═══ SOURCE DATA
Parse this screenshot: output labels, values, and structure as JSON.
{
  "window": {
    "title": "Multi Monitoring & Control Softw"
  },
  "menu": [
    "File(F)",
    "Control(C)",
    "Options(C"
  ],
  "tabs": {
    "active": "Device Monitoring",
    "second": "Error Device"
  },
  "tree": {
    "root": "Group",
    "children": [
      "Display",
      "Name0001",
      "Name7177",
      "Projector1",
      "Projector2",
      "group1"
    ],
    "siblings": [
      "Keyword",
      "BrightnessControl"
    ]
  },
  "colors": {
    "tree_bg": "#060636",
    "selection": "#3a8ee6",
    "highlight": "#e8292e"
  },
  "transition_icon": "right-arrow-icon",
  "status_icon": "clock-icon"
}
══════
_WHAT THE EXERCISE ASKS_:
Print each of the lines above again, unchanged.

_TASK RESULT_:
Parse this screenshot: output labels, values, and structure as JSON.
{
  "window": {
    "title": "Multi Monitoring & Control Softw"
  },
  "menu": [
    "File(F)",
    "Control(C)",
    "Options(C"
  ],
  "tabs": {
    "active": "Device Monitoring",
    "second": "Error Device"
  },
  "tree": {
    "root": "Group",
    "children": [
      "Display",
      "Name0001",
      "Name7177",
      "Projector1",
      "Projector2",
      "group1"
    ],
    "siblings": [
      "Keyword",
      "BrightnessControl"
    ]
  },
  "colors": {
    "tree_bg": "#060636",
    "selection": "#3a8ee6",
    "highlight": "#e8292e"
  },
  "transition_icon": "right-arrow-icon",
  "status_icon": "clock-icon"
}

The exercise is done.